Every responsible dog owner wants to know that they are doing everything that they can to keep their canine companion happy and healthy. A core component of caring for your dog is ensuring that they are up-to-date with their vaccinations.
Despite much controversy around the effectiveness and safety of vaccinations, almost all veterinarians firmly believe that they are absolutely crucial for the health and wellbeing of our pets. Many of the dangerous diseases that vets routinely vaccinate against are now extremely uncommon, but that is primarily due to owners choosing to vaccinate their pets against them. In areas where dogs are not routinely vaccinated, the disease is much more prevalent, and in many cases, fatal.
Vaccines have improved a great deal over the last few decades, and modern-day vaccines are considered to be extremely safe and reliable. That said, they do often have side effects that can be felt for a short while after receiving them – usually a maximum of 72 hours. This can make your pet feel out of sorts and a little unwell, but certainly nothing serious.
There are several reasons why you should ensure that you keep up with your dog’s vaccination schedule.
Vaccination schedules may seem like something you need to be super-organized to stay on top of. However, many veterinary offices will happily send out reminders to owners when their dog’s vaccines are due.
Vaccines are now being divided into two groups:
Core Vaccines These should be given to every dog regardless of breed or geographical area
Non-core Vaccines These are only recommended for certain dogs and depends on a variety of elements including:
Your veterinarian will be able to advise which, if any, non-core vaccines are suitable for your four-legged friend.
In most US states, it is a legal requirement for your dog to be vaccinated against rabies. The first vaccine lasts for 12 months and is usually administered at around 12 weeks of age. A year later (at around 1yr 12 weeks of age), your dog should be given three-year rabies vaccinations. You will then be expected to ensure that your dog has rabies vaccines every 3 years (or according to your state’s laws – check them for more accurate information).

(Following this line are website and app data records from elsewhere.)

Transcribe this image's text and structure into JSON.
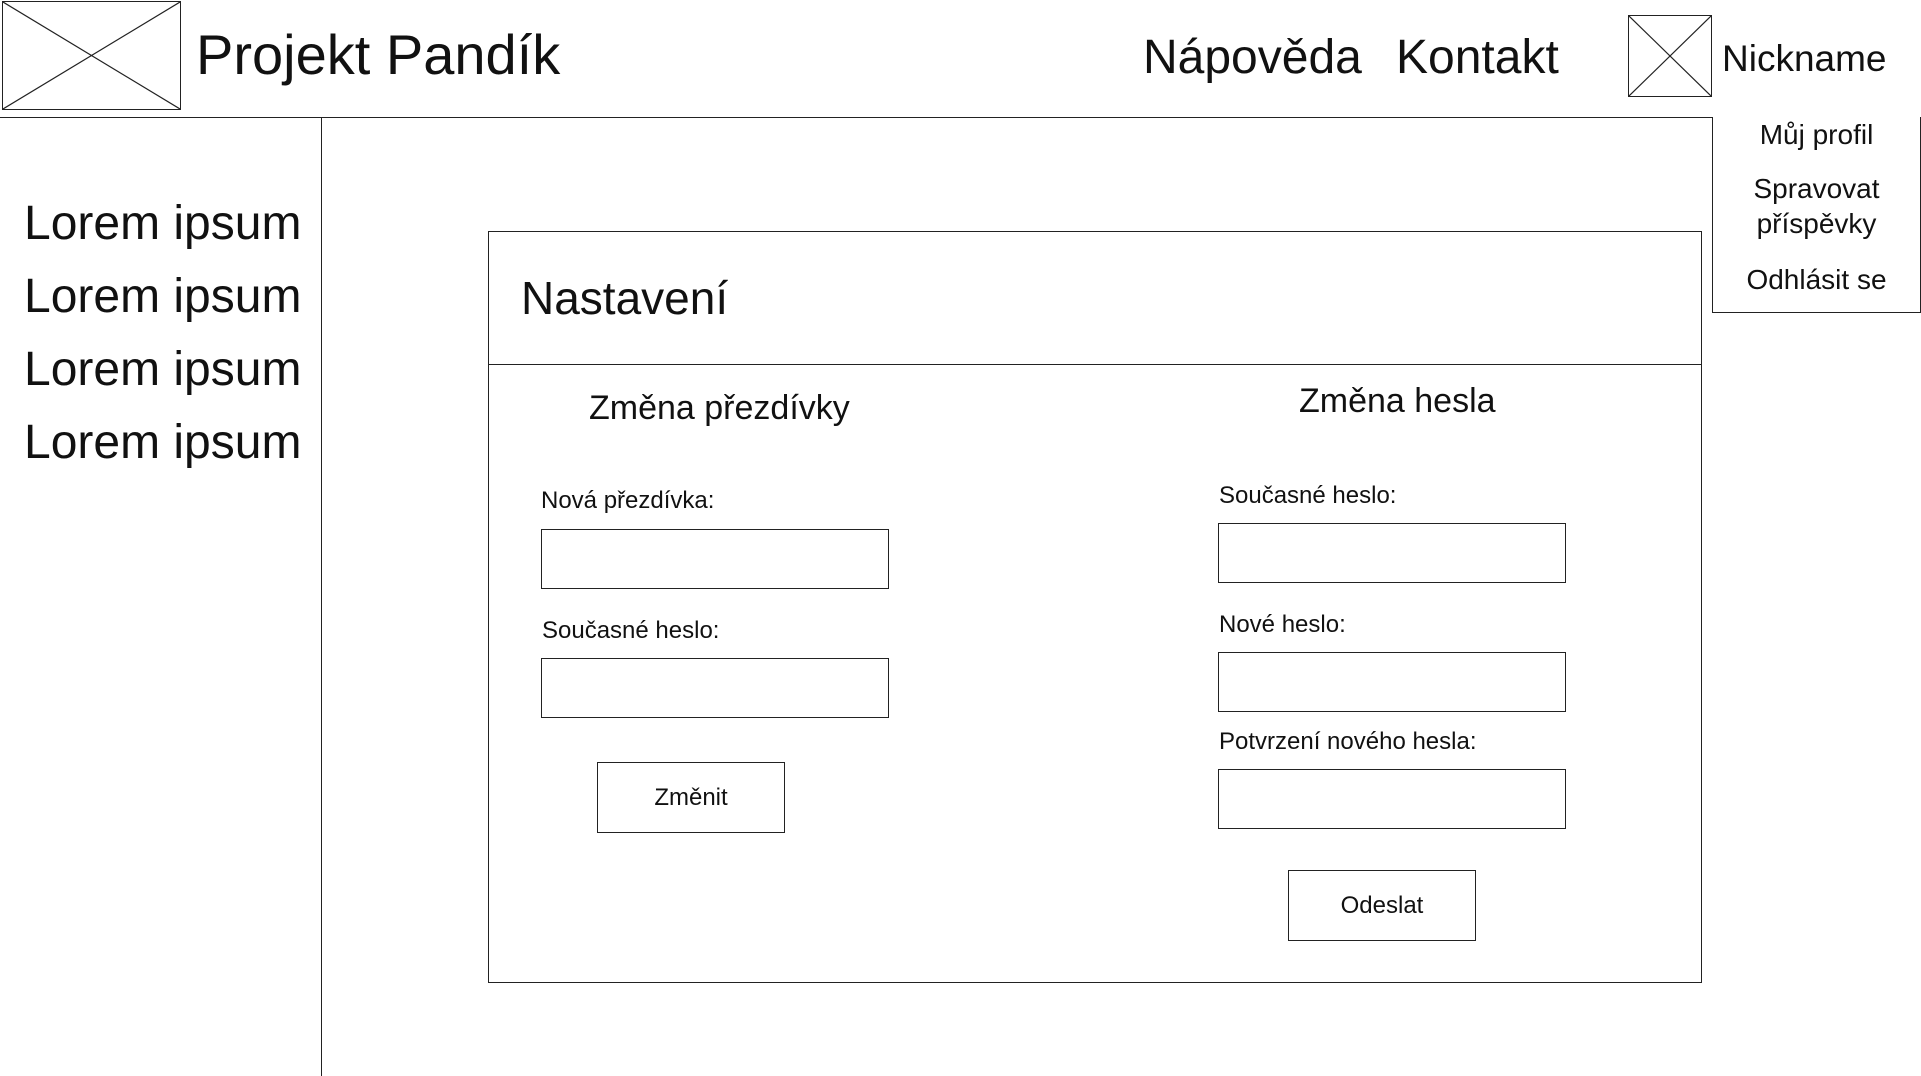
{
  "header": {
    "site_title": "Projekt Pandík",
    "nav": [
      {
        "label": "Nápověda"
      },
      {
        "label": "Kontakt"
      }
    ],
    "user": {
      "nickname": "Nickname"
    }
  },
  "user_menu": {
    "items": [
      {
        "label": "Můj profil"
      },
      {
        "label": "Spravovat příspěvky"
      },
      {
        "label": "Odhlásit se"
      }
    ]
  },
  "sidebar": {
    "items": [
      {
        "label": "Lorem ipsum"
      },
      {
        "label": "Lorem ipsum"
      },
      {
        "label": "Lorem ipsum"
      },
      {
        "label": "Lorem ipsum"
      }
    ]
  },
  "settings": {
    "title": "Nastavení",
    "nickname_change": {
      "title": "Změna přezdívky",
      "new_nickname_label": "Nová přezdívka:",
      "new_nickname_value": "",
      "current_password_label": "Současné heslo:",
      "current_password_value": "",
      "submit_label": "Změnit"
    },
    "password_change": {
      "title": "Změna hesla",
      "current_password_label": "Současné heslo:",
      "current_password_value": "",
      "new_password_label": "Nové heslo:",
      "new_password_value": "",
      "confirm_password_label": "Potvrzení nového hesla:",
      "confirm_password_value": "",
      "submit_label": "Odeslat"
    }
  }
}
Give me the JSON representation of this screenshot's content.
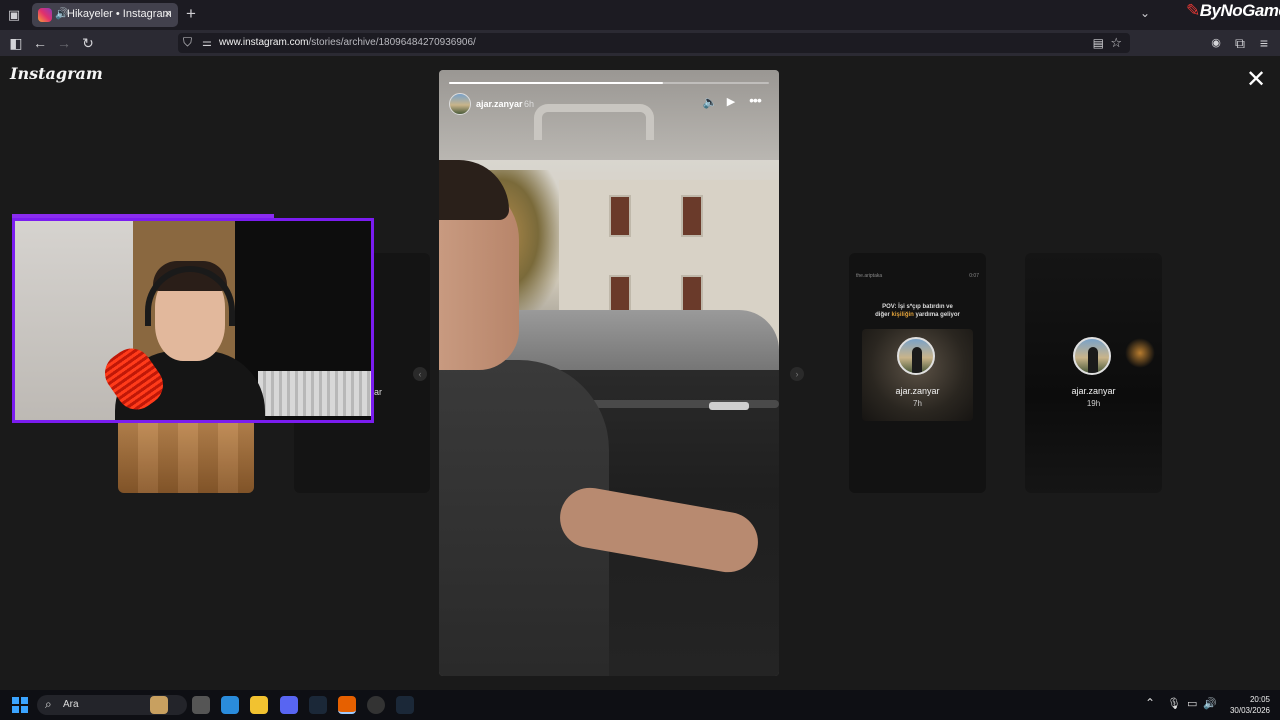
{
  "browser": {
    "tab_title": "Hikayeler • Instagram",
    "url_host": "www.instagram.com",
    "url_path": "/stories/archive/18096484270936906/",
    "brand_overlay": "ByNoGame"
  },
  "instagram": {
    "logo_text": "Instagram"
  },
  "story": {
    "username": "ajar.zanyar",
    "time": "6h",
    "progress": 0.67
  },
  "side_stories": {
    "left_2_label": "ar",
    "right_1": {
      "header_left": "the.ariptaka",
      "header_right": "0:07",
      "caption_a": "POV: İşi s*çıp batırdın ve",
      "caption_b": "diğer",
      "caption_highlight": "kişiliğin",
      "caption_c": "yardıma geliyor",
      "username": "ajar.zanyar",
      "time": "7h"
    },
    "right_2": {
      "username": "ajar.zanyar",
      "time": "19h"
    }
  },
  "taskbar": {
    "search_placeholder": "Ara",
    "time": "20:05",
    "date": "30/03/2026"
  },
  "colors": {
    "webcam_border": "#7b1cf0",
    "accent_highlight": "#e0a13a"
  },
  "icons": [
    "tabs-icon",
    "speaker-icon",
    "close-icon",
    "plus-icon",
    "chevron-down-icon",
    "sidebar-icon",
    "back-icon",
    "forward-icon",
    "reload-icon",
    "shield-icon",
    "permissions-icon",
    "reader-icon",
    "star-icon",
    "account-icon",
    "extensions-icon",
    "menu-icon",
    "volume-icon",
    "play-icon",
    "more-icon",
    "windows-icon",
    "search-icon"
  ]
}
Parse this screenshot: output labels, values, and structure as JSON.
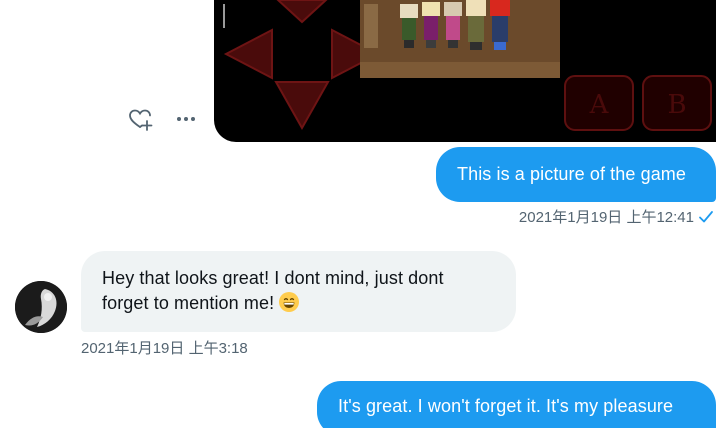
{
  "messages": [
    {
      "id": "m1",
      "direction": "sent",
      "text": "This is a picture of the game",
      "timestamp": "2021年1月19日 上午12:41",
      "status": "read"
    },
    {
      "id": "m2",
      "direction": "received",
      "text": "Hey that looks great! I dont mind, just dont forget to mention me!",
      "emoji": "grinning-face",
      "timestamp": "2021年1月19日 上午3:18"
    },
    {
      "id": "m3",
      "direction": "sent",
      "text": "It's great. I won't forget it. It's my pleasure"
    }
  ],
  "media": {
    "type": "game-screenshot",
    "buttons": {
      "a": "A",
      "b": "B"
    }
  },
  "actions": {
    "react": "add-reaction-icon",
    "more": "more-icon"
  },
  "colors": {
    "sent_bubble": "#1d9bf0",
    "received_bubble": "#eff3f4",
    "timestamp": "#536471",
    "read_check": "#1d9bf0",
    "dpad": "#4a0a0a"
  }
}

There are no legal requirements for these vaccinations, but most vets consider them essential for the health of your dog. Initially, dogs should have immunizations against Parvovirus, Distemper, and Adenovirus every 3-4 weeks between the ages of 6 and 16 weeks. At just over a year of age, he should receive a booster vaccine, and then the schedule for further vaccinations will also be three-yearly.
If you have an adult dog and have no prior knowledge about any vaccines that your pet may have received, a single vaccination after 16 weeks and follow-up boosters every 3 years should be recommended.
If you have any questions about a core or non-core vaccination, contact our experienced team at Manson Veterinary Clinic in Manson, IA by calling (712) 469-2008.
By following your dogs’ vaccination schedule to the letter, you can help to keep your pet happy and healthy for years to come.